─── Data to examine

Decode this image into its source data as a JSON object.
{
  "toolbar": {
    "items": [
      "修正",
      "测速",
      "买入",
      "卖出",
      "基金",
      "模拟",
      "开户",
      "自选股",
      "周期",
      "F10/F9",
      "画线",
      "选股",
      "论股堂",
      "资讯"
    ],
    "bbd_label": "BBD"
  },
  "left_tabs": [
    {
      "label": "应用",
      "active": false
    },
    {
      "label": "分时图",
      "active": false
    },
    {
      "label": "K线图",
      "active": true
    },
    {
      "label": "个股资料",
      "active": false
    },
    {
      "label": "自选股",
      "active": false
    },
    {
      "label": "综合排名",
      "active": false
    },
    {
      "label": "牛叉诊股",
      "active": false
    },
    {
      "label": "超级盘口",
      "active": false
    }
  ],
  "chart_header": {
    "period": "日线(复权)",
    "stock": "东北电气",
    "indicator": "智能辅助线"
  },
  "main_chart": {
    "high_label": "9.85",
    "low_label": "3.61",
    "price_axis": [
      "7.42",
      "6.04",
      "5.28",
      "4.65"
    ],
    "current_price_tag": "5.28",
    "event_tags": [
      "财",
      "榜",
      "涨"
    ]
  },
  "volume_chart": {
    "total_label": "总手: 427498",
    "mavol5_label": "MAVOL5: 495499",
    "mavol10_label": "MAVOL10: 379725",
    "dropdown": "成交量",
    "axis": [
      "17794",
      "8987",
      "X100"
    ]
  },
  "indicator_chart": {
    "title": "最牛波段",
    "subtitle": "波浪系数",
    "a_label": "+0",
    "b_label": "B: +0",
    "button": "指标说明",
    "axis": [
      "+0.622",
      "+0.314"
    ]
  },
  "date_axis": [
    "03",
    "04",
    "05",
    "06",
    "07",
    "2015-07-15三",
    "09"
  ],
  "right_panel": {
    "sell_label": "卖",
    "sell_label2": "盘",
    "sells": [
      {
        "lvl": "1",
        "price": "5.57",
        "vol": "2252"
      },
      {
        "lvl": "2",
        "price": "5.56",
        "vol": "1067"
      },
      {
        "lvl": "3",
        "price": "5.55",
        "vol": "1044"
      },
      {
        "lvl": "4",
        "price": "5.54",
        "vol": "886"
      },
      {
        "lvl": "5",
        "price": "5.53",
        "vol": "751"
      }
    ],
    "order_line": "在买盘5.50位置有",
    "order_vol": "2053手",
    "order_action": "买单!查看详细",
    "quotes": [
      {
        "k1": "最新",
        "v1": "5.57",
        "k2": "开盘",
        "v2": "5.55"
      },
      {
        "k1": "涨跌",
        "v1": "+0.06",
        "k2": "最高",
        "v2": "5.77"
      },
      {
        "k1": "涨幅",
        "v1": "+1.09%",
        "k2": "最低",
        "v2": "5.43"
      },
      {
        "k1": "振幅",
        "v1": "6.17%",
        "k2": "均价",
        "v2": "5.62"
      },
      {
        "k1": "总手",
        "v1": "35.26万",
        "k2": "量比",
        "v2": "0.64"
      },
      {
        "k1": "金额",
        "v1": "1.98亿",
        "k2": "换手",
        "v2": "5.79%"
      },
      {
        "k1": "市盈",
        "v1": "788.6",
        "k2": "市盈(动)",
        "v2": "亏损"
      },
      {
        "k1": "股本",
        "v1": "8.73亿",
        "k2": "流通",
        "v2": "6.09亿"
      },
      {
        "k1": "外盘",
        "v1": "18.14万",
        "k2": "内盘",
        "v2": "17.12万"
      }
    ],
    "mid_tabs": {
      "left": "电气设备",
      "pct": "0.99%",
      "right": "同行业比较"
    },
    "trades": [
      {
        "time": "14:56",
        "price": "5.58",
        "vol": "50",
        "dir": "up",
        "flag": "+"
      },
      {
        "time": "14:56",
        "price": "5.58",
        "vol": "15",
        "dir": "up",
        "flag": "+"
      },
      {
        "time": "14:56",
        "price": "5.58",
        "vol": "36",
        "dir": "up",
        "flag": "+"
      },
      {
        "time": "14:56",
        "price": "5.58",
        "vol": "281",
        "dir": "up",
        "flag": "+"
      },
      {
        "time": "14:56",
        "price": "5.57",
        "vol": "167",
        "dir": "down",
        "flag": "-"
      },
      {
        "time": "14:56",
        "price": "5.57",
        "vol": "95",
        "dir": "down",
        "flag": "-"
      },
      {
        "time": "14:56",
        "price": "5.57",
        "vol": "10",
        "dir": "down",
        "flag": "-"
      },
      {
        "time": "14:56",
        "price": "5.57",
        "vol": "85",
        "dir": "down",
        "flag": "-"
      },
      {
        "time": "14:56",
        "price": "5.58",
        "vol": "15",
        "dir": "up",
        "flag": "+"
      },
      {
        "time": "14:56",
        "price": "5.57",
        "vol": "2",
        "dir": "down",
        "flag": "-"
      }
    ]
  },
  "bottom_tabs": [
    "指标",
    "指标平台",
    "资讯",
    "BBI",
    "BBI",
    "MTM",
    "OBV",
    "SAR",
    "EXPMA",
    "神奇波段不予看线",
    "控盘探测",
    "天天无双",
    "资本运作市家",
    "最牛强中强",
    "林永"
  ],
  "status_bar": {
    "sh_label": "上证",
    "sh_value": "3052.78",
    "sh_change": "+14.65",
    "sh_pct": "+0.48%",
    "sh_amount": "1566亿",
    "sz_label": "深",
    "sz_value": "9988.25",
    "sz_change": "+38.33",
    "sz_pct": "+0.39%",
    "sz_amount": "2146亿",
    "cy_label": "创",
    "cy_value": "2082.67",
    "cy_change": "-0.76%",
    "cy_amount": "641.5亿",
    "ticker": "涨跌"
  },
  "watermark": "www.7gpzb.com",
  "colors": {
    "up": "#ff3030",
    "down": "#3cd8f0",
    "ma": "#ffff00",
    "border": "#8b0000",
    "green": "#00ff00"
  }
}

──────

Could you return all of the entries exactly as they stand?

Decode this image into its source data as a JSON object.
{
  "toolbar": {
    "items": [
      "修正",
      "测速",
      "买入",
      "卖出",
      "基金",
      "模拟",
      "开户",
      "自选股",
      "周期",
      "F10/F9",
      "画线",
      "选股",
      "论股堂",
      "资讯"
    ],
    "bbd_label": "BBD"
  },
  "left_tabs": [
    {
      "label": "应用",
      "active": false
    },
    {
      "label": "分时图",
      "active": false
    },
    {
      "label": "K线图",
      "active": true
    },
    {
      "label": "个股资料",
      "active": false
    },
    {
      "label": "自选股",
      "active": false
    },
    {
      "label": "综合排名",
      "active": false
    },
    {
      "label": "牛叉诊股",
      "active": false
    },
    {
      "label": "超级盘口",
      "active": false
    }
  ],
  "chart_header": {
    "period": "日线(复权)",
    "stock": "东北电气",
    "indicator": "智能辅助线"
  },
  "main_chart": {
    "high_label": "9.85",
    "low_label": "3.61",
    "price_axis": [
      "7.42",
      "6.04",
      "5.28",
      "4.65"
    ],
    "current_price_tag": "5.28",
    "event_tags": [
      "财",
      "榜",
      "涨"
    ]
  },
  "volume_chart": {
    "total_label": "总手: 427498",
    "mavol5_label": "MAVOL5: 495499",
    "mavol10_label": "MAVOL10: 379725",
    "dropdown": "成交量",
    "axis": [
      "17794",
      "8987",
      "X100"
    ]
  },
  "indicator_chart": {
    "title": "最牛波段",
    "subtitle": "波浪系数",
    "a_label": "+0",
    "b_label": "B: +0",
    "button": "指标说明",
    "axis": [
      "+0.622",
      "+0.314"
    ]
  },
  "date_axis": [
    "03",
    "04",
    "05",
    "06",
    "07",
    "2015-07-15三",
    "09"
  ],
  "right_panel": {
    "sell_label": "卖",
    "sell_label2": "盘",
    "sells": [
      {
        "lvl": "1",
        "price": "5.57",
        "vol": "2252"
      },
      {
        "lvl": "2",
        "price": "5.56",
        "vol": "1067"
      },
      {
        "lvl": "3",
        "price": "5.55",
        "vol": "1044"
      },
      {
        "lvl": "4",
        "price": "5.54",
        "vol": "886"
      },
      {
        "lvl": "5",
        "price": "5.53",
        "vol": "751"
      }
    ],
    "order_line": "在买盘5.50位置有",
    "order_vol": "2053手",
    "order_action": "买单!查看详细",
    "quotes": [
      {
        "k1": "最新",
        "v1": "5.57",
        "k2": "开盘",
        "v2": "5.55"
      },
      {
        "k1": "涨跌",
        "v1": "+0.06",
        "k2": "最高",
        "v2": "5.77"
      },
      {
        "k1": "涨幅",
        "v1": "+1.09%",
        "k2": "最低",
        "v2": "5.43"
      },
      {
        "k1": "振幅",
        "v1": "6.17%",
        "k2": "均价",
        "v2": "5.62"
      },
      {
        "k1": "总手",
        "v1": "35.26万",
        "k2": "量比",
        "v2": "0.64"
      },
      {
        "k1": "金额",
        "v1": "1.98亿",
        "k2": "换手",
        "v2": "5.79%"
      },
      {
        "k1": "市盈",
        "v1": "788.6",
        "k2": "市盈(动)",
        "v2": "亏损"
      },
      {
        "k1": "股本",
        "v1": "8.73亿",
        "k2": "流通",
        "v2": "6.09亿"
      },
      {
        "k1": "外盘",
        "v1": "18.14万",
        "k2": "内盘",
        "v2": "17.12万"
      }
    ],
    "mid_tabs": {
      "left": "电气设备",
      "pct": "0.99%",
      "right": "同行业比较"
    },
    "trades": [
      {
        "time": "14:56",
        "price": "5.58",
        "vol": "50",
        "dir": "up",
        "flag": "+"
      },
      {
        "time": "14:56",
        "price": "5.58",
        "vol": "15",
        "dir": "up",
        "flag": "+"
      },
      {
        "time": "14:56",
        "price": "5.58",
        "vol": "36",
        "dir": "up",
        "flag": "+"
      },
      {
        "time": "14:56",
        "price": "5.58",
        "vol": "281",
        "dir": "up",
        "flag": "+"
      },
      {
        "time": "14:56",
        "price": "5.57",
        "vol": "167",
        "dir": "down",
        "flag": "-"
      },
      {
        "time": "14:56",
        "price": "5.57",
        "vol": "95",
        "dir": "down",
        "flag": "-"
      },
      {
        "time": "14:56",
        "price": "5.57",
        "vol": "10",
        "dir": "down",
        "flag": "-"
      },
      {
        "time": "14:56",
        "price": "5.57",
        "vol": "85",
        "dir": "down",
        "flag": "-"
      },
      {
        "time": "14:56",
        "price": "5.58",
        "vol": "15",
        "dir": "up",
        "flag": "+"
      },
      {
        "time": "14:56",
        "price": "5.57",
        "vol": "2",
        "dir": "down",
        "flag": "-"
      }
    ]
  },
  "bottom_tabs": [
    "指标",
    "指标平台",
    "资讯",
    "BBI",
    "BBI",
    "MTM",
    "OBV",
    "SAR",
    "EXPMA",
    "神奇波段不予看线",
    "控盘探测",
    "天天无双",
    "资本运作市家",
    "最牛强中强",
    "林永"
  ],
  "status_bar": {
    "sh_label": "上证",
    "sh_value": "3052.78",
    "sh_change": "+14.65",
    "sh_pct": "+0.48%",
    "sh_amount": "1566亿",
    "sz_label": "深",
    "sz_value": "9988.25",
    "sz_change": "+38.33",
    "sz_pct": "+0.39%",
    "sz_amount": "2146亿",
    "cy_label": "创",
    "cy_value": "2082.67",
    "cy_change": "-0.76%",
    "cy_amount": "641.5亿",
    "ticker": "涨跌"
  },
  "watermark": "www.7gpzb.com",
  "colors": {
    "up": "#ff3030",
    "down": "#3cd8f0",
    "ma": "#ffff00",
    "border": "#8b0000",
    "green": "#00ff00"
  }
}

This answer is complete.